START Information given
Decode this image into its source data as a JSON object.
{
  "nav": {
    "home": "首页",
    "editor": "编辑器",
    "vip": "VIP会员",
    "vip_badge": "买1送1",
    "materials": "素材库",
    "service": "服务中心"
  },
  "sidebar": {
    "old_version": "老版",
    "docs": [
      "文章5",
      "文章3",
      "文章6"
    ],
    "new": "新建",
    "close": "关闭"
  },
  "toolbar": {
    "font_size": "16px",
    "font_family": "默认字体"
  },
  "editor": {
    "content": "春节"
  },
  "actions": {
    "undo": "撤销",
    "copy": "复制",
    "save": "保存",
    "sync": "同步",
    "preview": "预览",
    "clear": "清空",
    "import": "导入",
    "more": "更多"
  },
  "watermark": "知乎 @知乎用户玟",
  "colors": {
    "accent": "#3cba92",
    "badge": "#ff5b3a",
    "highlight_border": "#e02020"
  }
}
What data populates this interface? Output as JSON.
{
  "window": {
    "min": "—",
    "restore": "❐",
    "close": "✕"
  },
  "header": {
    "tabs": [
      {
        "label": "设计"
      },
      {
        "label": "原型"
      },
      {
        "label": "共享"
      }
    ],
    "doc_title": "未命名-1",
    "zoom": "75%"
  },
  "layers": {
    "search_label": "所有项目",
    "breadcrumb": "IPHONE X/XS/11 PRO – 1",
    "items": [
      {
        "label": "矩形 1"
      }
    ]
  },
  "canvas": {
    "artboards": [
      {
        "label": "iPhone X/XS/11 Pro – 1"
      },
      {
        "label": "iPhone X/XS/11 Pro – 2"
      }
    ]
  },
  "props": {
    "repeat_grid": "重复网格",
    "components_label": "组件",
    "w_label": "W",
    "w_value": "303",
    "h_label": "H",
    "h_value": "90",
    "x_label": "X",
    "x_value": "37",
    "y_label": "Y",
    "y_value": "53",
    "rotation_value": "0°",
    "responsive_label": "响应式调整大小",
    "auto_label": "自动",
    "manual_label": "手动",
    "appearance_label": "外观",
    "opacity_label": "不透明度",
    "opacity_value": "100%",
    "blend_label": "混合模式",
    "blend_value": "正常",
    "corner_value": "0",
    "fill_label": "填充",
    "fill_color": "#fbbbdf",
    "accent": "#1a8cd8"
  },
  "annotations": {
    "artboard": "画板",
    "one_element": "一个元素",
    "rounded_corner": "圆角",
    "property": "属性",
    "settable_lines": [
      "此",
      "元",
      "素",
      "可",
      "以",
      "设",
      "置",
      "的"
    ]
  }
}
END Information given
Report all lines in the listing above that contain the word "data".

Decode this image into its source data as a JSON object.
What data populates this interface? Output as JSON.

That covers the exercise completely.